Requirement: The expected reply is all of the data, returned exactly.

(Data to process Opens)

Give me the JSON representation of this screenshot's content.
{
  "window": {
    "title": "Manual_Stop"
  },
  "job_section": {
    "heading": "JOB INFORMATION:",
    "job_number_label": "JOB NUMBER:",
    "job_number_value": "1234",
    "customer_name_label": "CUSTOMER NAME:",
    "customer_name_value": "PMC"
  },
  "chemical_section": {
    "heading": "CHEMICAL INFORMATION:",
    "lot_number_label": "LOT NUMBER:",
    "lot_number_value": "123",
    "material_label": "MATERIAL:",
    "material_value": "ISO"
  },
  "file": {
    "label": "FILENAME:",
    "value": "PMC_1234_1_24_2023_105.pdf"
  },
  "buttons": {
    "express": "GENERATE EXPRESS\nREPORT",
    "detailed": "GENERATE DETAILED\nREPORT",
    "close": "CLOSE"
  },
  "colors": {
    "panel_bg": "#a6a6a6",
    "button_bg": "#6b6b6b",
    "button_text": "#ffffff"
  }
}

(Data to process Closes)

Written reply:
Give me the JSON representation of this screenshot's content.
{
  "window": {
    "title": "Manual_Stop"
  },
  "job_section": {
    "heading": "JOB INFORMATION:",
    "job_number_label": "JOB NUMBER:",
    "job_number_value": "1234",
    "customer_name_label": "CUSTOMER NAME:",
    "customer_name_value": "PMC"
  },
  "chemical_section": {
    "heading": "CHEMICAL INFORMATION:",
    "lot_number_label": "LOT NUMBER:",
    "lot_number_value": "123",
    "material_label": "MATERIAL:",
    "material_value": "ISO"
  },
  "file": {
    "label": "FILENAME:",
    "value": "PMC_1234_1_24_2023_105.pdf"
  },
  "buttons": {
    "express": "GENERATE EXPRESS\nREPORT",
    "detailed": "GENERATE DETAILED\nREPORT",
    "close": "CLOSE"
  },
  "colors": {
    "panel_bg": "#a6a6a6",
    "button_bg": "#6b6b6b",
    "button_text": "#ffffff"
  }
}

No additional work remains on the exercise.